A decade ago, global warming was an idea that was largely theoretical. But a recent report by the U.N.-sponsored Intergovernmental Panel on Climate Change (IPCC) makes it clear that global warming has begun. Over the past century worldwide temperatures have climbed more than 1 degree F, and the 1990s were the hottest decade on record. The result is a laundry list of changes that scientists have recorded. For instance: the annual melt season in Antarctica has increased up to three weeks in just 20 years; the legendary Mount Kilimanjaro has lost 75 percent of its ice cap since 1912, and scientists believe it could vanish from Africa's tallest peak within 15 years. Beyond melting snows and rising ocean levels, coral reefs are dying off as ocean waters grow warmer, and drought is the norm in parts of Asia and Africa.

Such facts have convinced scientists that global warming is no longer just theory. In fact, they say, temperatures may be rising faster than anyone expected. Since the start of the Industrial Revolution, humans have increased the concentration of carbon dioxide in the atmosphere 30 percent, and each year the rate of increase grows faster. By 2100, the IPCC says, average temperatures will increase between 2.5 degrees F and 10.4 degrees F. That's more than 50 percent higher than predictions made just six years ago.

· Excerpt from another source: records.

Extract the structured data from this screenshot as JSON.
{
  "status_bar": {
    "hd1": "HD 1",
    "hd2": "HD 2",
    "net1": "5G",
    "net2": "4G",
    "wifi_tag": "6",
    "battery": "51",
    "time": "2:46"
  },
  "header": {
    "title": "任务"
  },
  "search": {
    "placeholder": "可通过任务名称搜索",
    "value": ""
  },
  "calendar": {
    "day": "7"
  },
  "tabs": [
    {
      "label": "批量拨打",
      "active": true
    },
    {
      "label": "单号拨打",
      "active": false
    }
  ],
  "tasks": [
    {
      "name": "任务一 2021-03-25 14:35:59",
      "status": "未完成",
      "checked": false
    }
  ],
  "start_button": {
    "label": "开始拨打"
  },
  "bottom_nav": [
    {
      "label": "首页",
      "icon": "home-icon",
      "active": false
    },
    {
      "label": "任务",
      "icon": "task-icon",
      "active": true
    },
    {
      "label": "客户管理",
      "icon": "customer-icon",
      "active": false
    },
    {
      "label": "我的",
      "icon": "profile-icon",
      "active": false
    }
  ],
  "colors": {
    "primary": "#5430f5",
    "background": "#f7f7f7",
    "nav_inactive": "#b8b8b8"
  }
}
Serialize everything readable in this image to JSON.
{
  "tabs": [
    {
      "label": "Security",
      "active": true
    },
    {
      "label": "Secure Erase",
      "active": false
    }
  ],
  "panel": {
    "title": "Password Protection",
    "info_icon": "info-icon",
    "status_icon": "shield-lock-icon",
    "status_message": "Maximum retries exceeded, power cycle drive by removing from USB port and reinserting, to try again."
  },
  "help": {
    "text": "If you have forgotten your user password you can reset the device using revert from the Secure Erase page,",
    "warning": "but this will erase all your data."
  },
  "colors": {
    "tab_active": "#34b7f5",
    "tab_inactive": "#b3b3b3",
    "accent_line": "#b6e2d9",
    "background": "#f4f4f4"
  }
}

Scientists, of course, can paint a pretty scary picture about the type of world our grandchildren will live in. And we're justified in harboring more than just a little skepticism about the demise of planet Earth. After all, cyclical climate trends have been the norm for millions of years. But unlike past shifts in the global climate is the human factor. With more than 6 billion of us now occupying the same rock flying through the universe, it's only logical that we've had some impact on our own nest.

Agriculture has come under criticism by environmental groups as destructive to our environment and as a major contributor to global warming. I'm pretty skeptical about those claims, too. But even if they're true, my response to environmentalists is that it's hard to live on clean air alone. However, I realize we can't be too smug about our industry-especially with the large number of people now rushing to the country to make ranching their new career.

As Time magazine reported (April 23, 2001), ranchland in the Texas Hill Country has escalated in value by 300 percent to 500 percent in the past decade. It's a hotspot for tech millionaires to build lavish getaways-raising a few buffalo, emus or cows in the process. Texas A&M University, bombarded by questions from first-time ranchers, has launched an Urban Rancher Web site to teach the basics from septic tanks to wildlife feeding. Neil Wilkins, a wildlife biologist at A&M, was quoted in Time: "All the time I hear they want to restore the native habitat with buffalo and bluebonnets. They call and say, 'I've already cleared the brush, now what?'" Of course, they've destroyed the very habitat that attracted wildlife.

One of the new "windshield ranchers" as Time described them, flies in by charter jet from Houston to a 200-acre ranch outside Kerrville. When he couldn't conquer the seaweed in a newly created lake, he tried carp, then chemicals, and finally filled it in with concrete. Another couple bought a lavish ranchette and spent millions expanding the house (to 8,600 square feet) and barn (to 28 stalls with a covered riding ring).

Such reports make it easy to believe the scientists who authored the global warming report when they tell us that with just 4 percent of the world's population, the United States produces 25 percent of the world's greenhouse gases. Your new neighbors, those with the new SUV and the pocketful of cash, are contributing more than their share to global warming-and hurting the image of all of agriculture in the process.